Goal of the exercise:
Whenever a line in the data below includes the string "Habits", copy it out.
-------- Source records --------
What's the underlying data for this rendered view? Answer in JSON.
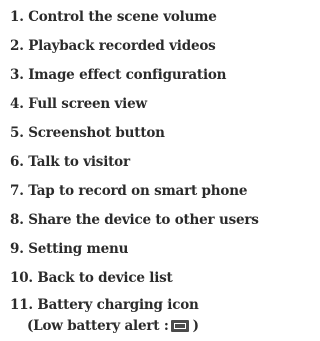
{
  "items": [
    "1. Control the scene volume",
    "2. Playback recorded videos",
    "3. Image effect configuration",
    "4. Full screen view",
    "5. Screenshot button",
    "6. Talk to visitor",
    "7. Tap to record  on smart phone",
    "8. Share the device to other users",
    "9. Setting menu",
    "10. Back to device list",
    "11. Battery charging icon"
  ],
  "note": {
    "prefix": "(Low battery alert :",
    "icon": "battery-low-icon",
    "suffix": ")"
  }
}
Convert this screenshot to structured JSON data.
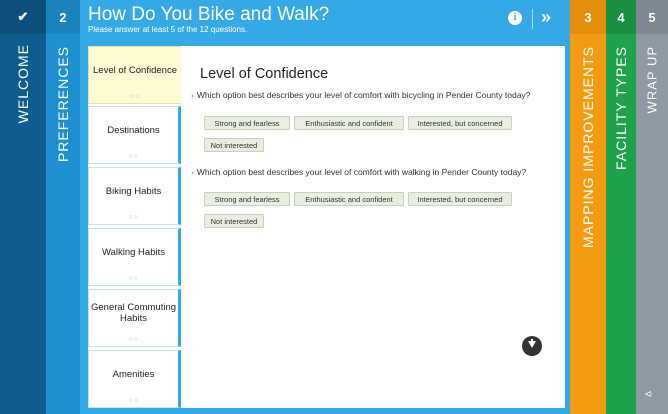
{
  "tabs": {
    "welcome": {
      "num": "✔",
      "label": "WELCOME"
    },
    "preferences": {
      "num": "2",
      "label": "PREFERENCES"
    },
    "mapping": {
      "num": "3",
      "label": "MAPPING IMPROVEMENTS"
    },
    "facility": {
      "num": "4",
      "label": "FACILITY TYPES"
    },
    "wrap": {
      "num": "5",
      "label": "WRAP UP"
    }
  },
  "header": {
    "title": "How Do You Bike and Walk?",
    "subtitle": "Please answer at least 5 of the 12 questions.",
    "info_glyph": "i",
    "next_glyph": "»"
  },
  "sidebar": {
    "items": [
      {
        "label": "Level of Confidence",
        "dots": "○○"
      },
      {
        "label": "Destinations",
        "dots": "○○"
      },
      {
        "label": "Biking Habits",
        "dots": "○○"
      },
      {
        "label": "Walking Habits",
        "dots": "○○"
      },
      {
        "label": "General Commuting Habits",
        "dots": "○○"
      },
      {
        "label": "Amenities",
        "dots": "○○"
      }
    ]
  },
  "content": {
    "heading": "Level of Confidence",
    "questions": [
      {
        "text": "Which option best describes your level of comfort with bicycling in Pender County today?",
        "options": [
          "Strong and fearless",
          "Enthusiastic and confident",
          "Interested, but concerned",
          "Not interested"
        ]
      },
      {
        "text": "Which option best describes your level of comfort with walking in Pender County today?",
        "options": [
          "Strong and fearless",
          "Enthusiastic and confident",
          "Interested, but concerned",
          "Not interested"
        ]
      }
    ]
  },
  "colors": {
    "welcome": "#0f5d8f",
    "preferences": "#1e8fd0",
    "main": "#34a9e6",
    "mapping": "#f39c12",
    "facility": "#1fa34a",
    "wrap": "#8e99a3"
  }
}
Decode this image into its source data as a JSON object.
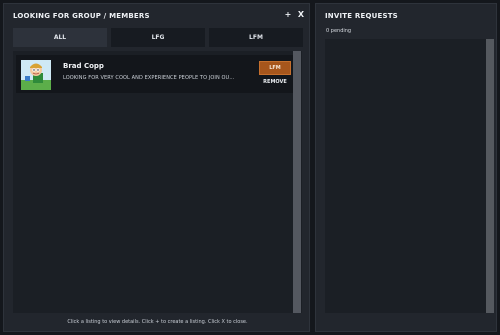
{
  "lfg_panel": {
    "title": "LOOKING FOR GROUP / MEMBERS",
    "add_label": "+",
    "close_label": "X",
    "tabs": [
      {
        "label": "ALL",
        "active": true
      },
      {
        "label": "LFG",
        "active": false
      },
      {
        "label": "LFM",
        "active": false
      }
    ],
    "listings": [
      {
        "name": "Brad Copp",
        "description": "LOOKING FOR VERY COOL AND EXPERIENCE PEOPLE TO JOIN OU...",
        "type_badge": "LFM",
        "remove_label": "REMOVE",
        "avatar_icon": "cartoon-character-avatar"
      }
    ],
    "footer_hint": "Click a listing to view details. Click + to create a listing. Click X to close."
  },
  "invite_panel": {
    "title": "INVITE REQUESTS",
    "pending_text": "0 pending"
  },
  "colors": {
    "background": "#14171c",
    "panel": "#22262d",
    "lfm_badge": "#a7561c"
  }
}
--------
Result for this exercise:
        "label": "Biking Habits",
        "label": "Walking Habits",
        "label": "General Commuting Habits",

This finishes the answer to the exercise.